Jim Powell Stresses Island Roots in Campaign for Legislative Seat


Jim Powell of West Tisbury, the Republican candidate for the Cape and Islands state representative seat, is emphasizing the value of his connection to the Vineyard.

"We need a new, fresh, effective, results-oriented representative who really knows what it's like to work and survive on the Island," said Mr. Powell, 46, who ran unsuccessfully against the incumbent, Eric T. Turkington, in 2004.

Mr. Powell, a teacher at the Martha's Vineyard Regional High School, a farmer and an innkeeper, said the Islands already loom large in the district, accounting for more than 60 per cent of its population and 90 per cent of its land area.


He said 28 years have passed since an Islander represented the Vineyard, and that the time has come for an Islander to again fill the shoes. Mr. Powell traces his Vineyard lineage through the Mayhews to 1642, and counts 20 state legislators among his ancestors.

His campaigning has included personal appearances across both the Vineyard and Nantucket. On the Vineyard, he has widely distributed signs that call on residents to "vote for an Islander."

Education is a key issue for Mr. Powell. "As a teacher and an Islander, I really understand what our schools need," he said. "I understand budgets and how to lobby for funds."

In 2003, he said, he worked with other Vineyard leaders to successfully restore funding that otherwise would have led to more than 20 layoffs in the Island's schools.

He also is emphasizing the importance of water quality and the health of shellfish in district towns, stressing "how important that link is in preserving our Island way of life."

Renewable energy is another important issue for the candidate. While Mr. Powell said he favors the Cape Wind project, he favors siting the proposed wind farm either east of Nantucket or at the Massachusetts Military Reservation. He said bickering over the current proposed site, at Horseshoe Shoal in Nantucket Sound, is depriving the region of the wind farm's energy benefits.

Mr. Powell said he also backs land-based wind projects on a smaller scale, including in his own town of West Tisbury.

Taking the longer view, he wants to help the Cape and Islands district become a leader in wind-farm technology, which he said could generate good jobs while also cutting down on pollution generated by fossil fuels.
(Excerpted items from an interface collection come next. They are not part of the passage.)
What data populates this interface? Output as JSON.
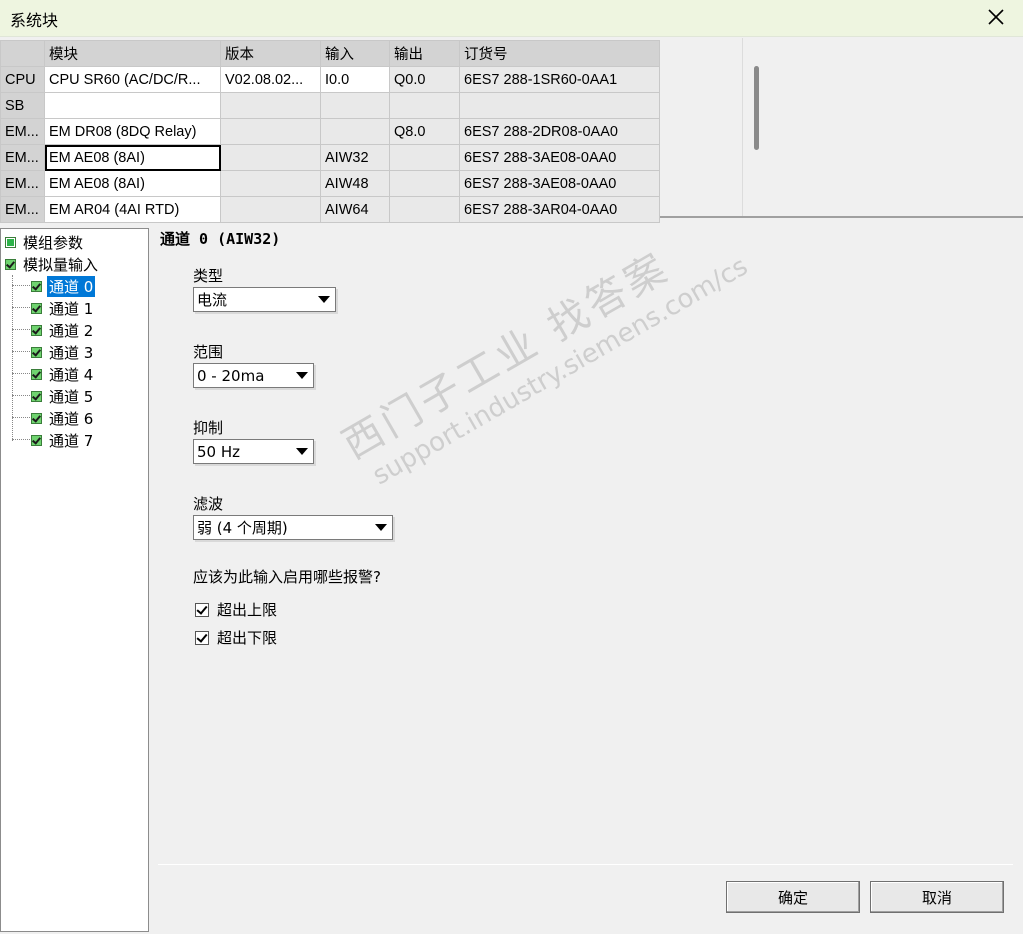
{
  "window": {
    "title": "系统块",
    "close_icon": "close-icon"
  },
  "table": {
    "headers": [
      "",
      "模块",
      "版本",
      "输入",
      "输出",
      "订货号"
    ],
    "rows": [
      {
        "type": "CPU",
        "module": "CPU SR60 (AC/DC/R...",
        "version": "V02.08.02...",
        "input": "I0.0",
        "output": "Q0.0",
        "order": "6ES7 288-1SR60-0AA1"
      },
      {
        "type": "SB",
        "module": "",
        "version": "",
        "input": "",
        "output": "",
        "order": ""
      },
      {
        "type": "EM...",
        "module": "EM DR08 (8DQ Relay)",
        "version": "",
        "input": "",
        "output": "Q8.0",
        "order": "6ES7 288-2DR08-0AA0"
      },
      {
        "type": "EM...",
        "module": "EM AE08 (8AI)",
        "version": "",
        "input": "AIW32",
        "output": "",
        "order": "6ES7 288-3AE08-0AA0"
      },
      {
        "type": "EM...",
        "module": "EM AE08 (8AI)",
        "version": "",
        "input": "AIW48",
        "output": "",
        "order": "6ES7 288-3AE08-0AA0"
      },
      {
        "type": "EM...",
        "module": "EM AR04 (4AI RTD)",
        "version": "",
        "input": "AIW64",
        "output": "",
        "order": "6ES7 288-3AR04-0AA0"
      }
    ]
  },
  "tree": {
    "items": [
      {
        "label": "模组参数",
        "level": 0
      },
      {
        "label": "模拟量输入",
        "level": 0
      },
      {
        "label": "通道 0",
        "level": 1,
        "selected": true
      },
      {
        "label": "通道 1",
        "level": 1
      },
      {
        "label": "通道 2",
        "level": 1
      },
      {
        "label": "通道 3",
        "level": 1
      },
      {
        "label": "通道 4",
        "level": 1
      },
      {
        "label": "通道 5",
        "level": 1
      },
      {
        "label": "通道 6",
        "level": 1
      },
      {
        "label": "通道 7",
        "level": 1
      }
    ]
  },
  "panel": {
    "heading": "通道 0 (AIW32)",
    "type_label": "类型",
    "type_value": "电流",
    "range_label": "范围",
    "range_value": "0 - 20ma",
    "rejection_label": "抑制",
    "rejection_value": "50 Hz",
    "filter_label": "滤波",
    "filter_value": "弱 (4 个周期)",
    "alarm_question": "应该为此输入启用哪些报警?",
    "alarm_high": "超出上限",
    "alarm_high_checked": true,
    "alarm_low": "超出下限",
    "alarm_low_checked": true
  },
  "buttons": {
    "ok": "确定",
    "cancel": "取消"
  },
  "watermark": {
    "line1": "西门子工业   找答案",
    "line2": "support.industry.siemens.com/cs"
  }
}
Mr. Powell also has honed in on the issue of rising home insurance premiums in coastal areas such as the Cape and Islands. As a member of the Martha's Vineyard Commission and as its liaison to the state coastal zone management program, he said he has learned that coastal towns can take steps to pursue discounts on premiums that their residents otherwise would pay. He said he would work with district towns to pursue discounts.

Mr. Powell supports the proposed charter study committee for county government in Dukes County. He said the reforms of the initial charter, reached a decade ago, did not take effect as they should have. The fallout, he said, has included the continuing existence of an unsafe jail and $600,000 in costs related to a legal battle between the county commission and the Martha's Vineyard airport commission. He said he would like to see some county services expanded and some diminished, but when asked for specifics didn't provide any.

He sees the lack of affordable housing as another key issue, one that extends even to Cuttyhunk on the Elizabeth Islands. Asked about the proposed Martha's Vineyard Housing Bank, which would be funded on a tax on real estate transactions, Mr. Powell said he would favor a bill that would provide tax incentives through property tax abatements for prospective homeowners.

Mr. Powell also wants to reintroduce commuter rail from Boston to Buzzards Bay, which he said would give residents in the Falmouth section of the district better access to better jobs, and help the economy of the district.